### Task objective
Where a line of the entries holds the string "nucleon", copy that line.

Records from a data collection
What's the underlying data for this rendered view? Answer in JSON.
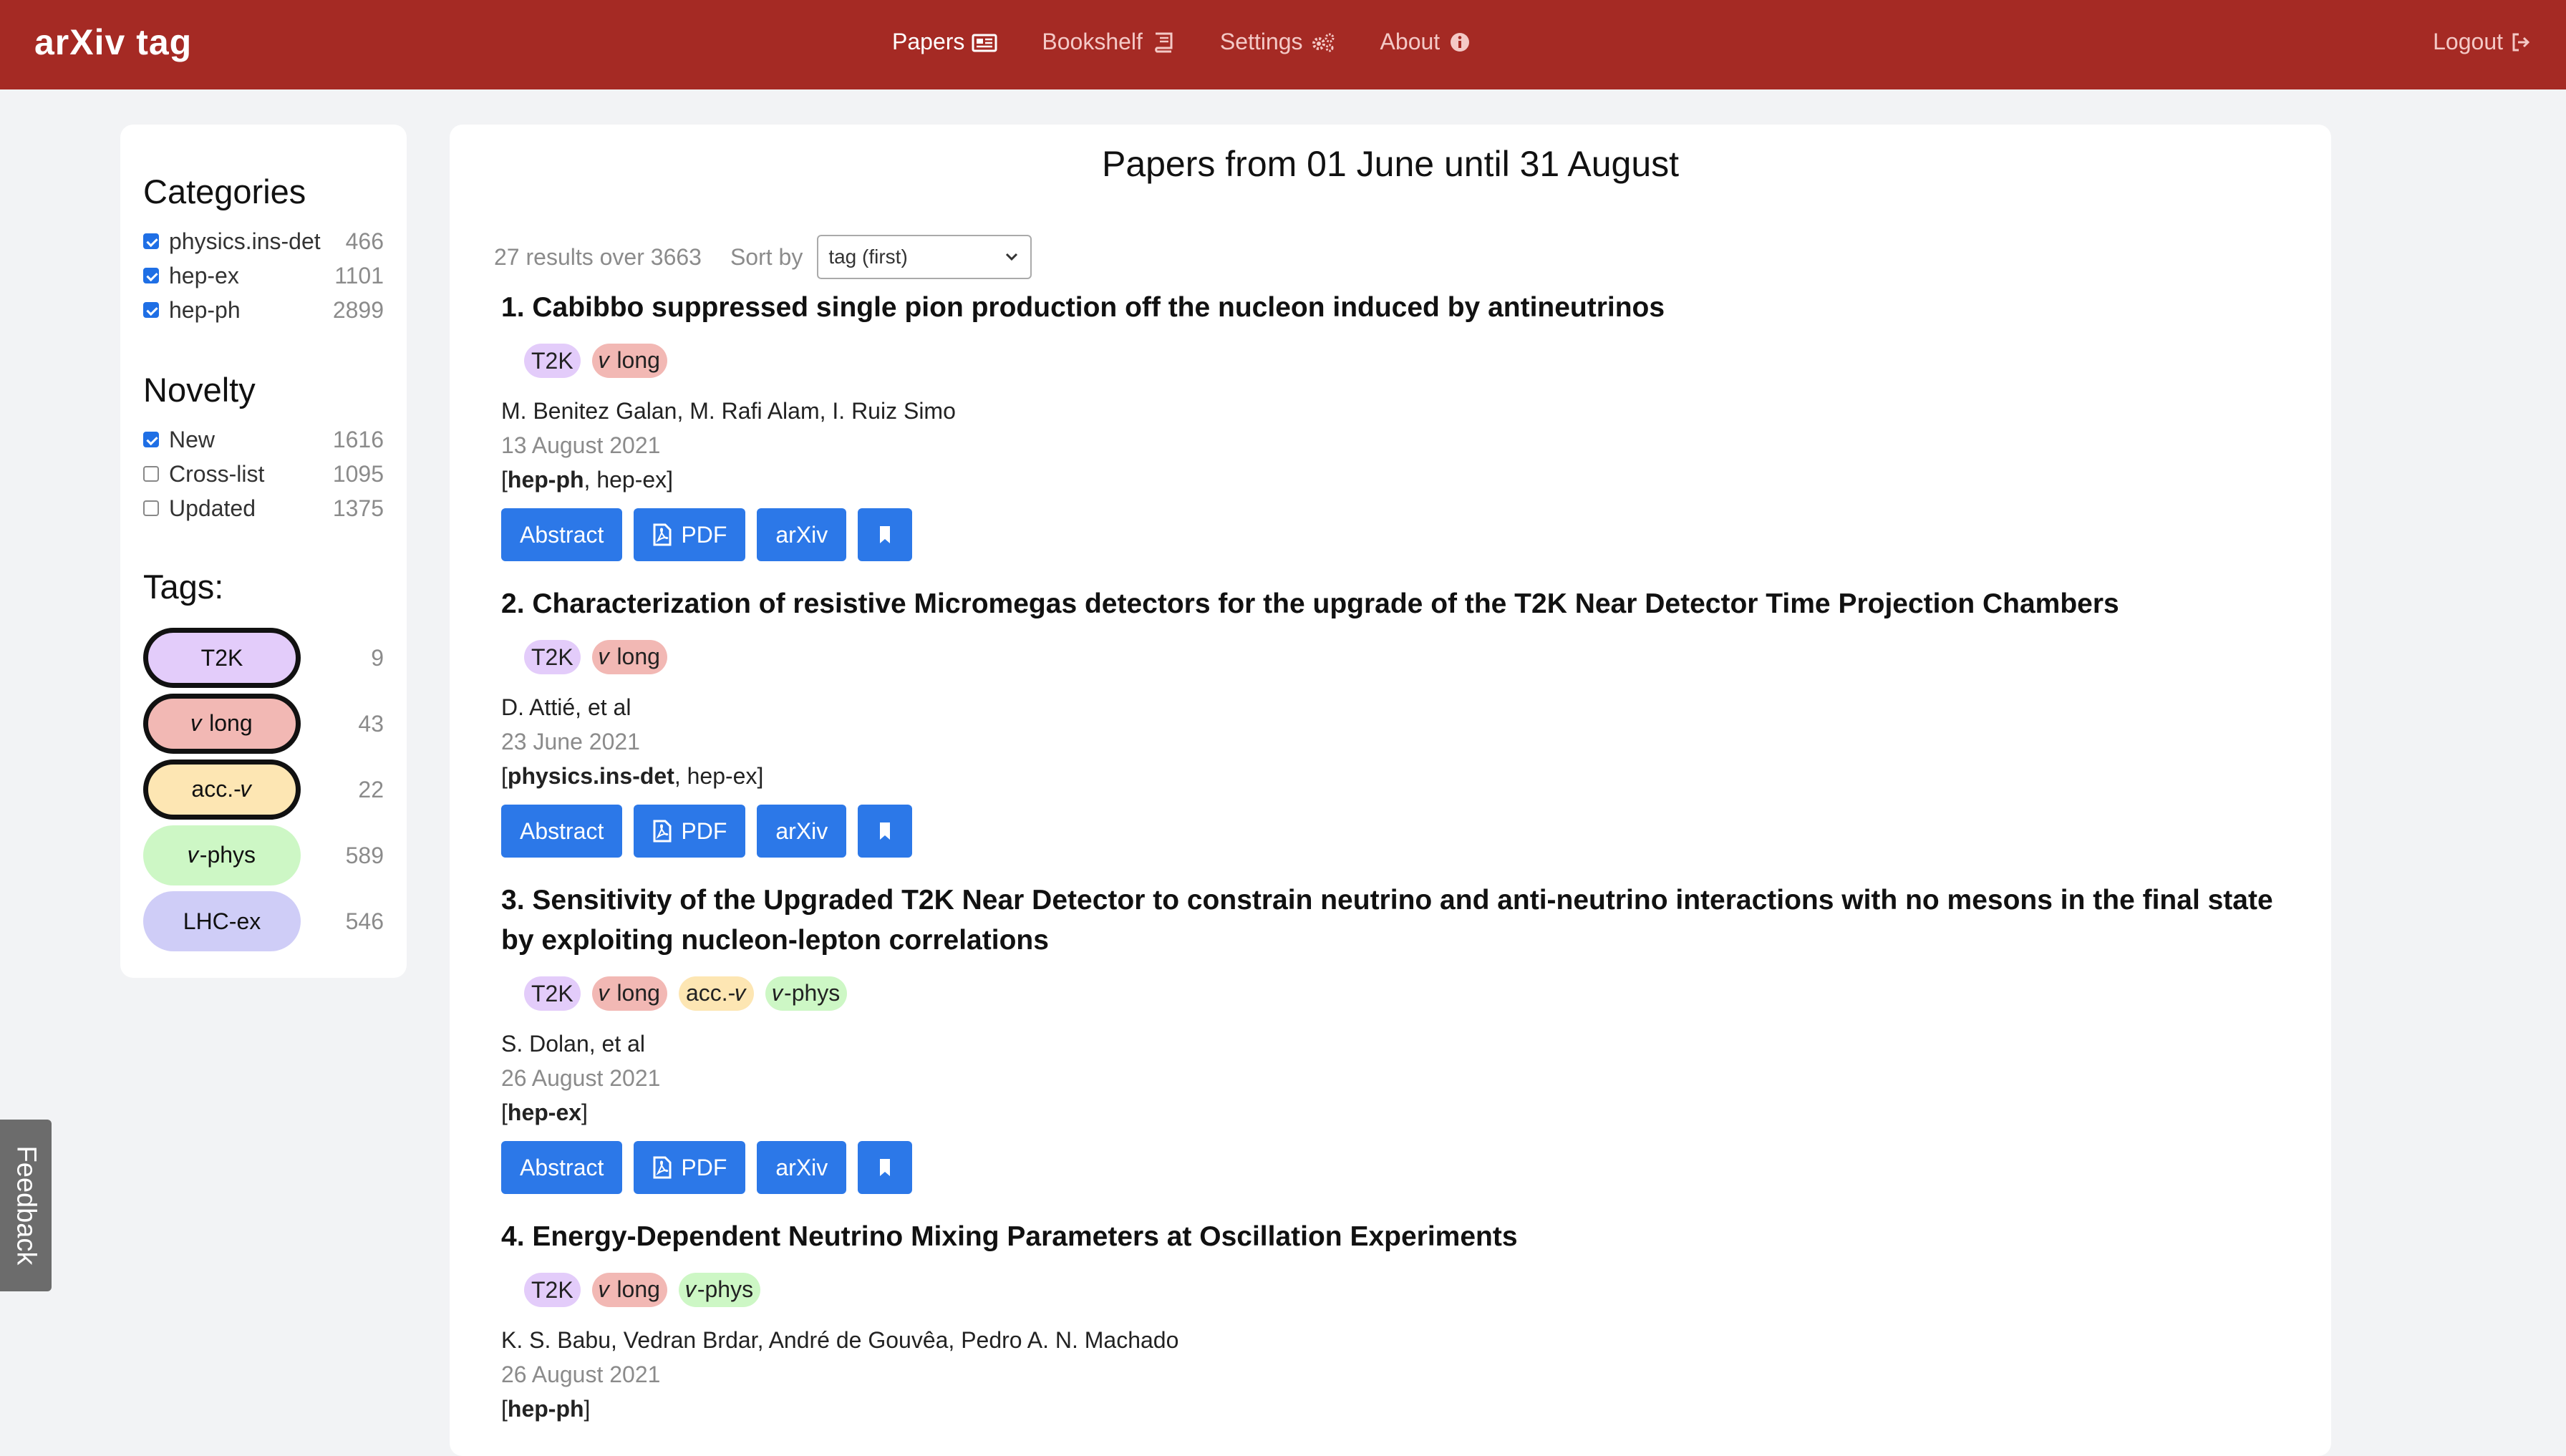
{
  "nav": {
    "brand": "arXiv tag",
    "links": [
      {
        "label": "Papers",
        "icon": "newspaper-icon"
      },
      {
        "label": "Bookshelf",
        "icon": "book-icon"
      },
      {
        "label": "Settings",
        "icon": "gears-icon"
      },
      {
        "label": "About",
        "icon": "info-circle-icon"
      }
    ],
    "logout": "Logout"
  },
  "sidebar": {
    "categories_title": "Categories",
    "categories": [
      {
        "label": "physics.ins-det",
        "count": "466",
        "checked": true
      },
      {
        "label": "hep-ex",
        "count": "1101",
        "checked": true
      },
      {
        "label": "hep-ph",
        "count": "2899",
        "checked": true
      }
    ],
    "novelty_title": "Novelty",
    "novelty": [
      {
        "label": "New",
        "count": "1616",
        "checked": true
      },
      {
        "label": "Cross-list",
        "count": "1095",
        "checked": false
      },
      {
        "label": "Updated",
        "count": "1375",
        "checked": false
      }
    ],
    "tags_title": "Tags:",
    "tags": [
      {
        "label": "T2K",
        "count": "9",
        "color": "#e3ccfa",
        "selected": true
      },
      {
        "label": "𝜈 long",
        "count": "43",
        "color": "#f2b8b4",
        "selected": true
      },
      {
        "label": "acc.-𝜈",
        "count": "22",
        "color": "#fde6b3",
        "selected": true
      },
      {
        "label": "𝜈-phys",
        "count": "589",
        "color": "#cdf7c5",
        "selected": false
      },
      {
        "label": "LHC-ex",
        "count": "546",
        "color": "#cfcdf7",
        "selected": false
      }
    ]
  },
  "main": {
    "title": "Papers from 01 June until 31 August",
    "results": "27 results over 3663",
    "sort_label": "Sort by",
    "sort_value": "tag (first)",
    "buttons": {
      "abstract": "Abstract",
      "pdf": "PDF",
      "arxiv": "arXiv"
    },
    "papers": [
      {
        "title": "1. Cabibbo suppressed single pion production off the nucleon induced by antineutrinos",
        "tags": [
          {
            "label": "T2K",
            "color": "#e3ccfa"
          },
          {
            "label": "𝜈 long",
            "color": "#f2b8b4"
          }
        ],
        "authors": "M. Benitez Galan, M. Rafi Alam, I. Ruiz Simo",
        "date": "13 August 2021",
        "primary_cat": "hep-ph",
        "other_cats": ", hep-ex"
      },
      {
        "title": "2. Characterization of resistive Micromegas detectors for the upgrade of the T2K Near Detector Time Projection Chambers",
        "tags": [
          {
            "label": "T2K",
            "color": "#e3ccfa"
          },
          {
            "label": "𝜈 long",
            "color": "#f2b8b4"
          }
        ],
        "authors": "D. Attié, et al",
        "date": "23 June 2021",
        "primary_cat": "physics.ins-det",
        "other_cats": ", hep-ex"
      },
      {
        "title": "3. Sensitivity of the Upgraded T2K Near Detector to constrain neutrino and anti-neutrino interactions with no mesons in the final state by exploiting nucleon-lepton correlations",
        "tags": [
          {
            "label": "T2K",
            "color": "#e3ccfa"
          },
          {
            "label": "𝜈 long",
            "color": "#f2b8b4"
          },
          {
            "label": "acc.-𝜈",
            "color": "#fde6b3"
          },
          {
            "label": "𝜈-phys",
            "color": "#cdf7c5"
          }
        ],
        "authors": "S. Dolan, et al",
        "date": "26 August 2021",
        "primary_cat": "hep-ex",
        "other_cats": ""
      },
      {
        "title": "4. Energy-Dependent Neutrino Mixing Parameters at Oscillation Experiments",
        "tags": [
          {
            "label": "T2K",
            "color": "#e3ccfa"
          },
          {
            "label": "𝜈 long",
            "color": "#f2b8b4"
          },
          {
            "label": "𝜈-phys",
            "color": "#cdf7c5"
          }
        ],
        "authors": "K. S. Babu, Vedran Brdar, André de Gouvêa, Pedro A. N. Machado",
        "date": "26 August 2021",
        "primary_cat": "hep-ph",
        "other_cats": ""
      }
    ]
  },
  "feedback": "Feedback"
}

### Task result
        "title": "1. Cabibbo suppressed single pion production off the nucleon induced by antineutrinos",
        "title": "3. Sensitivity of the Upgraded T2K Near Detector to constrain neutrino and anti-neutrino interactions with no mesons in the final state by exploiting nucleon-lepton correlations",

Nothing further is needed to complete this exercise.